Let’s assume the woman on the train “reads”, and can navigate intelligently, all the above formulas in popular fiction and TV drama. What is left for literature, theatre, the art movie, other genres yet to be invented? What are we trying to add? You could try to create – as Woolf did in Mrs Dalloway – the human character on steroids. One woman’s world, bursting so heavily with subtext, trauma and self-reflection that all the other characters are needed just to tell the story of what’s going on inside her brain.

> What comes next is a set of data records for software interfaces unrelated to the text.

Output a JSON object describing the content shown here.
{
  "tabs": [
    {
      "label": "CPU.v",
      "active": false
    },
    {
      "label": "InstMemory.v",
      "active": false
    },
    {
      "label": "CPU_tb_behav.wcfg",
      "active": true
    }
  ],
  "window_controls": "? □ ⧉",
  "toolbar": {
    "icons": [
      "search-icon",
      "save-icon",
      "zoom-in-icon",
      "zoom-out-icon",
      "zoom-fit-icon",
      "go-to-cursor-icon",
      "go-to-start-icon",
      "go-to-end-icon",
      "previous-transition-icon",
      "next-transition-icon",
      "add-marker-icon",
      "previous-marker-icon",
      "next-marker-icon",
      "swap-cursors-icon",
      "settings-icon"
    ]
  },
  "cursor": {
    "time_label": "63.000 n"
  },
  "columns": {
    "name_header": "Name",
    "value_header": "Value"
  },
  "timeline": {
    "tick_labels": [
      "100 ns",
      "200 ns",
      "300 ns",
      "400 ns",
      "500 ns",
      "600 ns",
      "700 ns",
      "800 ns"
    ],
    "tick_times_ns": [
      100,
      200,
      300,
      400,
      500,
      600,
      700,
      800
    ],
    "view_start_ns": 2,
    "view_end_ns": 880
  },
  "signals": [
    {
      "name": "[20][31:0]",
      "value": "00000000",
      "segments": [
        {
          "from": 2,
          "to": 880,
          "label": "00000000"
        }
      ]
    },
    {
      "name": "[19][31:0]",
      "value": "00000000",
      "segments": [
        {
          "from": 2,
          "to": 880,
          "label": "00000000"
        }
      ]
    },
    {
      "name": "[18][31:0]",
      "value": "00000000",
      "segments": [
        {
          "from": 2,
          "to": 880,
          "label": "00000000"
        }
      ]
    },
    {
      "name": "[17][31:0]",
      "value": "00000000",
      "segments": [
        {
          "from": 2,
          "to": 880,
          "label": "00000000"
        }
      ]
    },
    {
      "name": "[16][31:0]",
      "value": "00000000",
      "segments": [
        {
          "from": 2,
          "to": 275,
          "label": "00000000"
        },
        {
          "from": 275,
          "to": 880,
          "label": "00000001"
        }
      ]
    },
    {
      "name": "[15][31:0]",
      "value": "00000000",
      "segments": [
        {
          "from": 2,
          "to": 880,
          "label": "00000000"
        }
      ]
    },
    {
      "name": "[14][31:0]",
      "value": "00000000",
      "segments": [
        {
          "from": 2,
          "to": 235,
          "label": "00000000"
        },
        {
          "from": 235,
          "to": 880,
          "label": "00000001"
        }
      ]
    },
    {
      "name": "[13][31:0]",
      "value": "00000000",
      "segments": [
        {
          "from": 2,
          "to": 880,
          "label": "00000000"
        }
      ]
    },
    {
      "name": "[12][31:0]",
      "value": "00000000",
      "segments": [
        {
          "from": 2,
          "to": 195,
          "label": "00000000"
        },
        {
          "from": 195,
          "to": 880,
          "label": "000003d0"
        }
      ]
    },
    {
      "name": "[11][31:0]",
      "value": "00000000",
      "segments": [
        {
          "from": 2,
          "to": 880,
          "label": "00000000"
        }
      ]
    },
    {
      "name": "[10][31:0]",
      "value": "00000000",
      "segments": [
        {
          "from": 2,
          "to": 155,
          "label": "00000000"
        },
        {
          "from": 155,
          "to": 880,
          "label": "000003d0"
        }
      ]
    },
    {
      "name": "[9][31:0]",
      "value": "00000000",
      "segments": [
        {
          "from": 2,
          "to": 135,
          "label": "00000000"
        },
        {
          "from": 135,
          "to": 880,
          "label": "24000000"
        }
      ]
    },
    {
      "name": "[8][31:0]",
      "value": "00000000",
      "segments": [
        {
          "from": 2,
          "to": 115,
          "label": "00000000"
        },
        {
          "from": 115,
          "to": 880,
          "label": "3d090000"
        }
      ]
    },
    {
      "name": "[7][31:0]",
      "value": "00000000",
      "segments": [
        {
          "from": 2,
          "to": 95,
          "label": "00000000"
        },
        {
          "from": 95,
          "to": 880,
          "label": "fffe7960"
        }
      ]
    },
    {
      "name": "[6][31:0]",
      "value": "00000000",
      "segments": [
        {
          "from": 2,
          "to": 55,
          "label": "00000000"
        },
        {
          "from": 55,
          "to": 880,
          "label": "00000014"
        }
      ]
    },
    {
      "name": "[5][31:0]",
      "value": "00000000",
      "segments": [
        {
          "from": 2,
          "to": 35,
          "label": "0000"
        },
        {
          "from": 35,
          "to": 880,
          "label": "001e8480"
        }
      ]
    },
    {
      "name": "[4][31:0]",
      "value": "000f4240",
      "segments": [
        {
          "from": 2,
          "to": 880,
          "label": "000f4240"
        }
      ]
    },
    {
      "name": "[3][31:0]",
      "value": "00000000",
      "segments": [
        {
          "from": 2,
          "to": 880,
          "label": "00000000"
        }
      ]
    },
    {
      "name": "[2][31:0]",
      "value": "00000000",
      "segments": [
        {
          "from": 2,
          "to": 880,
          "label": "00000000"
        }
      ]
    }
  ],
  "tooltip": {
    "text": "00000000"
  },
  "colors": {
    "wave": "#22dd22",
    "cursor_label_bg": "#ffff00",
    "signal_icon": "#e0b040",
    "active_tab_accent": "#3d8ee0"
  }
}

But at a certain point, if that inner narrative is not interacting with networks – messages, memes, the thoughts of multiple selves expressed on social media platforms, long hours spent gaming (Candy Crush Saga is big among the people on the 6.15pm from Richmond) – if these things are not there then it is not her reality. It is an old reality, like portraying the Edwardian era without suffragettes.

Large numbers of young, urban, connected human beings can get up any day of the week and, like Woolf, think “I can write anything I like”. But they will do it with their body – in a university occupation; in a flamenco dance before a Spanish cathedral, spurting fake blood out of their skirt in protest at the abortion law; or in a dance club. Or with their fingers/thumbs using Twitter, Facebook and Tumblr on one or more iPhones.

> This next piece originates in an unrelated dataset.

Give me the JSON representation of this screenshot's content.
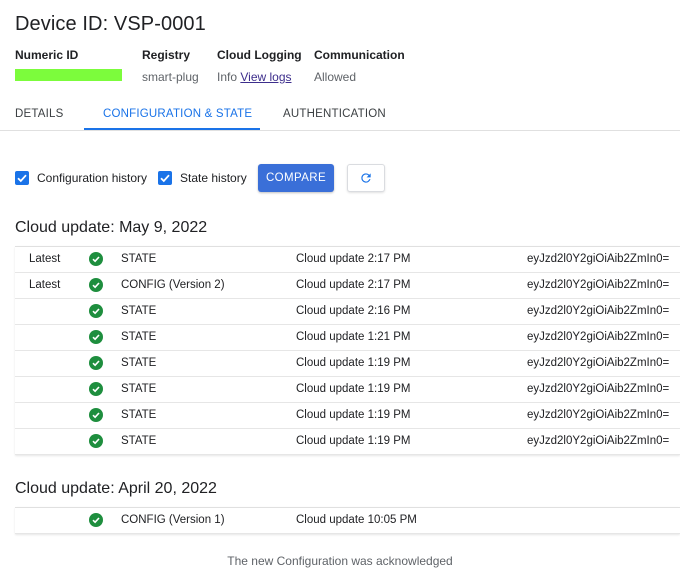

Woolf ‘s injunction was “never, never abandon Mrs Brown” – that is, never abandon real characters. But what does it mean to “not abandon” our woman on the train? If we are going to depict her in literature or on stage or on TV, we have to find ways of depicting the full person: the tweets, the memes, the text messages, her Instagram photos, the filter she uses on her Instagram photos; what they mean. Then we have to adjust the format of narrative to take account of the fact that she is probably producing a very interesting narrative of her own, every second she is awake.

If writers don’t find ways to adapt to this new reality, Eleni will go on playing Candy Crush, watching movies and sharing responses to them on social media. Theatres will still get public funding, novelists will get dwindling advances, blockbuster TV series will get made that sporadically depict truth by getting less and less structured in their narratives. People will flock to Cirque du Soleil, stand-up comedy and Glastonbury.
But there will be no Rick, no Ilse, no Clarissa Dalloway, no Mellors, no Connie Chatterley, no Yossarian, no Taste of Honey for our time. Brilliant creators will go on creating characters like these in the old conventions – as Bach went on writing Baroque music, perfecting it even as the genre died. Give “Mrs Brown” an iPhone and it is people like Mrs Woolf who have to start worrying.

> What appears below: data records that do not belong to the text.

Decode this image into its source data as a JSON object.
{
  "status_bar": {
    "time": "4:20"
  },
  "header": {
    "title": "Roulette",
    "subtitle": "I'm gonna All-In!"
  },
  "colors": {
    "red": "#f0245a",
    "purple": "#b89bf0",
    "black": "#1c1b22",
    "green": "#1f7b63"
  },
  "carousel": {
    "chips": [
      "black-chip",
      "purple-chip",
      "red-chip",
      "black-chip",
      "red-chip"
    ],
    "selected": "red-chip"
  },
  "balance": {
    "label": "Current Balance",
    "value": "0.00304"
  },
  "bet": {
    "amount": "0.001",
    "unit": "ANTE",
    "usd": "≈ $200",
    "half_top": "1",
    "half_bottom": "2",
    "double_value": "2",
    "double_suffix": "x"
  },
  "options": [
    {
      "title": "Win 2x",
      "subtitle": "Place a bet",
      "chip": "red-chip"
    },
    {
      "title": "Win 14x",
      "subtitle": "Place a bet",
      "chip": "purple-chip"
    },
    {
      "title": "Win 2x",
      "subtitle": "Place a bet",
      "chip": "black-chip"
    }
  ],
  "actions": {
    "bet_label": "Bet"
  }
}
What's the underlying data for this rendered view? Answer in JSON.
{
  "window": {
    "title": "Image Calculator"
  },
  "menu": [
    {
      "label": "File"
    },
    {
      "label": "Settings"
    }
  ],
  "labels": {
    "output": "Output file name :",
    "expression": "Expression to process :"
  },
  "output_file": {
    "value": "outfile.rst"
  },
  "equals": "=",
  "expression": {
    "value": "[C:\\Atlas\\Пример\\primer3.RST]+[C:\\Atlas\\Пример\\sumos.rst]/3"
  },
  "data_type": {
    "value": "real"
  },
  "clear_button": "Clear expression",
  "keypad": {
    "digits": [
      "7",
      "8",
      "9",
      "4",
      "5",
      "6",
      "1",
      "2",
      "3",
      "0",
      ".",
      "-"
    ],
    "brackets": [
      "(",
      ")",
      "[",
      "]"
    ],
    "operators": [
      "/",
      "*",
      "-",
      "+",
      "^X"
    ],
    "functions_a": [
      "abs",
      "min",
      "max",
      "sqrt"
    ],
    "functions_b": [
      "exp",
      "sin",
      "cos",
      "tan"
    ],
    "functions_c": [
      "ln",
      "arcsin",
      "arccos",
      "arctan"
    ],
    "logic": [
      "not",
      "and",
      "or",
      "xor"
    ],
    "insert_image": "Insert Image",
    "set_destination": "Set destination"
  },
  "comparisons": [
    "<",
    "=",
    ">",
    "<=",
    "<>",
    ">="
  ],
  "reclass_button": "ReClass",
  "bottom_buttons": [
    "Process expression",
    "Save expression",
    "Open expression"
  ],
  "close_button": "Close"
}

Published 6 March 2015
Original in English
First published by New Humanist 1/2015 and, in an earlier version, on the Verso Books blog

Contributed by New Humanist © Paul Mason / New Humanist / Eurozine



Subscribe to know what’s worth thinking about.

Related Articles

Fortepan / György Gárdos. Link: https://fortepan.hu/hu/photos/?q=brno

Kundera’s homecoming

An interview with Samuel Abrahám

Until almost the very end, Milan Kundera refused to let his work be translated into Czech or Slovak. Now that is changing, he is being rediscovered by a new generation. Although his wish to return was unfulfilled, his work is experiencing a homecoming.

Cover for: No escape

No escape

Glänta 1/2023

On aesthetics, power and conflict: how war makes art seem useless while kindling one’s longing to escape; on a natural disaster made worse by despotism; reflections on the hidden state; mercenaries.